Spring 1-1-2018

Document Type


Degree Name

Doctor of Philosophy (PhD)

First Advisor

J. Will. Medlin

Second Advisor

Daniel K. Schwartz


In this thesis, we investigate the modification of Pd/Al2O3 catalyst using thiolate and phosphonate self-assembled monolayers (SAMs) for two types of reactions in liquid-phase environments: selective oxidation of α, β-unsaturated alcohols and vanillin hydrodeoxygenation. Through the study, we aim to gain a better understanding of the liquid-solid interface that governs the catalytic activity.

The selective oxidation of a linear unsaturated alcohol trans-2-hexen-1-ol (HOL) was studied on Pd/Al2O3 catalysts in heptane. Alkanethiolate self-assembled monolayers (SAMs) were applied to modify Pd/Al2O3 catalysts; the sulfur content on the Pd surface was tuned by applying different tail structures of the thiolate modifier. The modification successfully limited the deactivation of Pd/Al2O3 during HOL oxidation while maintaining the desired selectivity to the corresponding aldehyde trans-2-hexen-1-al (HAL). Reaction studies combined with infrared spectroscopy analysis were used to investigate the role of the thiolate SAMs in controlling the formation of the surface poisoning species and preventing catalyst deactivation.

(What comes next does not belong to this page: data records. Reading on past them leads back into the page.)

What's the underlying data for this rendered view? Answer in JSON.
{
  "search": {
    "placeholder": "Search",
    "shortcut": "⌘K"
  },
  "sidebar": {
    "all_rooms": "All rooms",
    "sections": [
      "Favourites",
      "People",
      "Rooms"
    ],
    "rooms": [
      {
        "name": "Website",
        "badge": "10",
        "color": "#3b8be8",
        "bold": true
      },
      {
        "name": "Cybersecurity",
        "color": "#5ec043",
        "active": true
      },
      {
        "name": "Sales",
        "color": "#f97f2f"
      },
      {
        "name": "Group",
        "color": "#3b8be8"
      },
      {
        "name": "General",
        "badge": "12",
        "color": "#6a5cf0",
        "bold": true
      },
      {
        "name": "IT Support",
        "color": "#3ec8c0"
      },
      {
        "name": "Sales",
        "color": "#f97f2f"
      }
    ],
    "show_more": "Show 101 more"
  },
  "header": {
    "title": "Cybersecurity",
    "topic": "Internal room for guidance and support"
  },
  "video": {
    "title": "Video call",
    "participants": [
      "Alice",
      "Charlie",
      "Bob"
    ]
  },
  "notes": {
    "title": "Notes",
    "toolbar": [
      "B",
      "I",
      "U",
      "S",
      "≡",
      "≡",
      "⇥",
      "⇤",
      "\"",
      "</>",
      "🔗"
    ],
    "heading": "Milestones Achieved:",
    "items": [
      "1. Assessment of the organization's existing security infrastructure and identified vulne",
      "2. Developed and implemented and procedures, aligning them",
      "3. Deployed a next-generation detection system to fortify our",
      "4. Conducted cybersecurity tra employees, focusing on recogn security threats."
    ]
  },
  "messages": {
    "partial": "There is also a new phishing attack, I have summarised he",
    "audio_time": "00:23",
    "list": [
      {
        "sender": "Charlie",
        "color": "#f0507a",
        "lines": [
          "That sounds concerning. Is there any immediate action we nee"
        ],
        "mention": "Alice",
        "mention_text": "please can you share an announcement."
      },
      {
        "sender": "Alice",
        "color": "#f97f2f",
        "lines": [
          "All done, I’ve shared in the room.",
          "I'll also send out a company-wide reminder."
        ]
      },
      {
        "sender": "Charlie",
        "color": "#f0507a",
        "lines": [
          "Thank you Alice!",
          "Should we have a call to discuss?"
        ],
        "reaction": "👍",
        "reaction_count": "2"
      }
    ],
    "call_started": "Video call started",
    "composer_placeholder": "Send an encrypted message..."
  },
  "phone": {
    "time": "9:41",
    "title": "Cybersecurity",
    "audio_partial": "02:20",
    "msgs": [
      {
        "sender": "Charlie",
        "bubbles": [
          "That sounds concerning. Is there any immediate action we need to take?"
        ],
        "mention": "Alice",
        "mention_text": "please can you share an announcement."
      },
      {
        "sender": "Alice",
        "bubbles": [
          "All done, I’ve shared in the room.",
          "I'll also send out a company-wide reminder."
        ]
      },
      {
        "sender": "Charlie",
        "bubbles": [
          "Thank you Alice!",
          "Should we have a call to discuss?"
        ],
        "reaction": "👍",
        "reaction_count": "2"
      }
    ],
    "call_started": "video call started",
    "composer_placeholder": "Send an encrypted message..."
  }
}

Another type of industrially important reaction, hydrodeoxygenation (HDO), was studied on Pd/Al2O3 catalysts using vanillin as a probe reactant. The reaction kinetics was first explored in an ethanol solvent. Organophosphonic acids (PAs) were applied as surface modifiers to introduce Brønsted acid sites; various tail functionalities of the PA-modifier were applied to tune the Brønsted acidity. Reaction studies indicated that PA-modification significantly enhanced the HDO activity due to creation of the metal-acid bifunctionality. This improvement positively correlated to the Brønsted acidity introduced by the PA-modification.

After obtaining the knowledge of PA-promotion for vanillin HDO on Pd/Al2O3, the chemistry was further investigated in a biphasic water/oil Pickering emulsion system to better resemble the phase of bio-oil. PA-modifiers were again applied as surface modifiers. In addition to functioning as a catalytic promoter, PA-modification was aimed to tune the surface hydrophobicity by varying the tail length and functionality. Reaction studies and statistical analysis suggested a hydrophobic/hydrophilic effect on the HDO activity upon PA-modification. Kinetic fitting of the reaction profile further suggested that this effect was due to its influence on the selectivity to different reaction pathways.